This isn’t about the spending cap or capping what Mercedes, Renault and Ferrari spend. I understand Ross Brawn’s comment about manufacturers asking him to help them stop spending so much but F1 is not a cheap sport if you want to win.
“They don’t want budget caps and all that,” says Ecclestone. “They want to spend what they can afford to spend and I’ve always said the same thing. If people can’t spend they have to go. If there are then only three or four teams something would have to be done but until that actually happens nobody is going to do anything. All the teams that say they can’t afford it shouldn’t put an entry in.”
We all know that if they save money because they cancel testing, that money will just be used in other areas of their program. An argument could be made, however, on engine supply costs.
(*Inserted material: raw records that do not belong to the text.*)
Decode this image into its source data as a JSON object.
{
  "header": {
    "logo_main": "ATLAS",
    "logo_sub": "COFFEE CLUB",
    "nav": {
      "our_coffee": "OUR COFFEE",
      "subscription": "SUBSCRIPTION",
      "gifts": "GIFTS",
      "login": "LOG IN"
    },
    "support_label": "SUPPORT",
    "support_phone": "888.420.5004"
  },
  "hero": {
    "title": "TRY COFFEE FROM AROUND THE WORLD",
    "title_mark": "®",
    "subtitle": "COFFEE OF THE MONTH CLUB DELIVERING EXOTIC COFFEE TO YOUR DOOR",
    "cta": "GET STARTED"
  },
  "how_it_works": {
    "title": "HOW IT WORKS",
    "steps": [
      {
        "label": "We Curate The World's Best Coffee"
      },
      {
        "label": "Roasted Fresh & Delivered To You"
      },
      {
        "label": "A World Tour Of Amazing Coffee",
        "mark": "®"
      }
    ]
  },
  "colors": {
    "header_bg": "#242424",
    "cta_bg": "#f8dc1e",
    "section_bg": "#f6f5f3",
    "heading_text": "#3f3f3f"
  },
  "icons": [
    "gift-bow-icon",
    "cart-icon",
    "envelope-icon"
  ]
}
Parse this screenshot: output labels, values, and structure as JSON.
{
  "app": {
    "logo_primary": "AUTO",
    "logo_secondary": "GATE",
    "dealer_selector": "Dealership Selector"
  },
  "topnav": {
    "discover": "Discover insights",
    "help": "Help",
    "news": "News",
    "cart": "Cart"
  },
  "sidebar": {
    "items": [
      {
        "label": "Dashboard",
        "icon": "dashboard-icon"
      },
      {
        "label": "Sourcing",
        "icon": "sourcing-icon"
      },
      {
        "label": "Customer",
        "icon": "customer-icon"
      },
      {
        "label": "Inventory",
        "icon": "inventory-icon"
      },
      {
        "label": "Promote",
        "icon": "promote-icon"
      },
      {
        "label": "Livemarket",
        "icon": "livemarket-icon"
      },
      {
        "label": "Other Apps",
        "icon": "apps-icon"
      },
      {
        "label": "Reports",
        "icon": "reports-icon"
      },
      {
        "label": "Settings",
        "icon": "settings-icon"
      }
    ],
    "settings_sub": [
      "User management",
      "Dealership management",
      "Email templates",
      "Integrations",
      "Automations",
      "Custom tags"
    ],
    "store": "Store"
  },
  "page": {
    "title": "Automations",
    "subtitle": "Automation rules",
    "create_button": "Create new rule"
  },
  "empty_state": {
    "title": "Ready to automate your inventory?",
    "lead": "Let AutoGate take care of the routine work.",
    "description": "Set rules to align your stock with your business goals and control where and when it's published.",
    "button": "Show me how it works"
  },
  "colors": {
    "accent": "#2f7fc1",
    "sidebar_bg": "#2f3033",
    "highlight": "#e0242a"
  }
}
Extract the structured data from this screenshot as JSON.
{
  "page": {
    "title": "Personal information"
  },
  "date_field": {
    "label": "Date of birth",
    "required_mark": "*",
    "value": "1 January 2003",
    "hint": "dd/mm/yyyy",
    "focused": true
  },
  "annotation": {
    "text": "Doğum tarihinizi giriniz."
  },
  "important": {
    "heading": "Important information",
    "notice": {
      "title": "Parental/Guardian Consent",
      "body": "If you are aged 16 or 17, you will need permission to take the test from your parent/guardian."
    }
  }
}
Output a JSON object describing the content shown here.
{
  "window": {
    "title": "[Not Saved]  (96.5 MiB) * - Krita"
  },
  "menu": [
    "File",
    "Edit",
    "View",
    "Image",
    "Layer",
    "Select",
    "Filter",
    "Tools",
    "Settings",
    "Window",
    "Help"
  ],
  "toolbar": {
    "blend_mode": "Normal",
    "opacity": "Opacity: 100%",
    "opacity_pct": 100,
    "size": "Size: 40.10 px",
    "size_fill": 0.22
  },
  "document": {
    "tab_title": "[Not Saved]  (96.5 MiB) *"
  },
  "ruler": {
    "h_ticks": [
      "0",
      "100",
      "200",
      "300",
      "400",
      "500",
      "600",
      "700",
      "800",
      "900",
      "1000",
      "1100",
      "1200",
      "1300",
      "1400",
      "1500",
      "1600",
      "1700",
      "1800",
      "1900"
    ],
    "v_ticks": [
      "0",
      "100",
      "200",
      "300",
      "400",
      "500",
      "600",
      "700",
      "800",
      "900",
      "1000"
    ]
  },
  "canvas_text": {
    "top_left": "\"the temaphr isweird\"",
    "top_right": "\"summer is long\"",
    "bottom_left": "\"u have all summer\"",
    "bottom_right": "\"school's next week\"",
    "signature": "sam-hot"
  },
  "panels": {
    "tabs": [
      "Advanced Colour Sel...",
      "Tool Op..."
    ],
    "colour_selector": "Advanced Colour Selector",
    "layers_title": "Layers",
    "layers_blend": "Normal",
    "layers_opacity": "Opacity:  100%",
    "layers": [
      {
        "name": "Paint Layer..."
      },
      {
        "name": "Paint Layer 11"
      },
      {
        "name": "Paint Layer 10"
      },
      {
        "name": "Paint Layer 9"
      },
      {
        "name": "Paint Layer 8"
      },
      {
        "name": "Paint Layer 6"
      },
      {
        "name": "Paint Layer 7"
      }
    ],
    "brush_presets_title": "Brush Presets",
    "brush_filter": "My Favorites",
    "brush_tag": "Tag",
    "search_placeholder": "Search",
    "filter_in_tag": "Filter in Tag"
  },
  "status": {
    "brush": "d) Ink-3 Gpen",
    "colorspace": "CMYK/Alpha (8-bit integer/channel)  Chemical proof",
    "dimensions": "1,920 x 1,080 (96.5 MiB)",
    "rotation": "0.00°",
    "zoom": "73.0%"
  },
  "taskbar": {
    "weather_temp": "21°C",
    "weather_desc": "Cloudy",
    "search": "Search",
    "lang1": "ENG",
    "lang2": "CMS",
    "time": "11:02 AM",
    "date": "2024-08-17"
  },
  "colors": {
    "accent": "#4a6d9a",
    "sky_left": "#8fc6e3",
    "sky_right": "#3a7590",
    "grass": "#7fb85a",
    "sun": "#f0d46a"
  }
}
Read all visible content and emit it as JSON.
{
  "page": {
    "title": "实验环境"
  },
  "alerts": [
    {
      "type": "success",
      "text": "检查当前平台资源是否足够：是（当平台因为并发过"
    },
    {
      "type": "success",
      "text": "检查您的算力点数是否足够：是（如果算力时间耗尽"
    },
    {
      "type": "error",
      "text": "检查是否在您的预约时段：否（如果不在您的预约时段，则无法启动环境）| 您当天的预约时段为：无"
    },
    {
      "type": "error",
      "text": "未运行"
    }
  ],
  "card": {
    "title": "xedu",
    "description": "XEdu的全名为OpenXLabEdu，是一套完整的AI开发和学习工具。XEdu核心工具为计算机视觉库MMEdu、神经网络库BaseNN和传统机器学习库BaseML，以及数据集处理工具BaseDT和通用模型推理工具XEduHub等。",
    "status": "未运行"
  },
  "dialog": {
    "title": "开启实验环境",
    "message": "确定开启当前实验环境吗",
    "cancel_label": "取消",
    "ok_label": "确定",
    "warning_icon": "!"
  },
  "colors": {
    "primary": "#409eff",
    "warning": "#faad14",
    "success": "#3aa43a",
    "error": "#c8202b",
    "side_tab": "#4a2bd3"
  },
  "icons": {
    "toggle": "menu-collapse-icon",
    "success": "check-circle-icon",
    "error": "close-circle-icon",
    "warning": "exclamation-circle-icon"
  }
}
I think that’s a tangible example of parts that can be reduced allowing for more spend on chassis for a more competitive car.
I’m not sure if Ferrari would leave or not but it is tough situation Liberty Media are in and this is just the beginning. Mr. E had a knack for getting deals done good or bad. This is the first major hurdle Liberty Media will face to protect their investment. All the little things they’ve been doing this season for social media, YouTube and other content are fine but just the tip of the iceberg. Getting Ferrari, Mercedes, Renault and Honda to the table and preventing any of the from leaving and also changing an engine spec that fans don’t like and aren’t resonating with is another issue altogether.
Hat Tip: Independent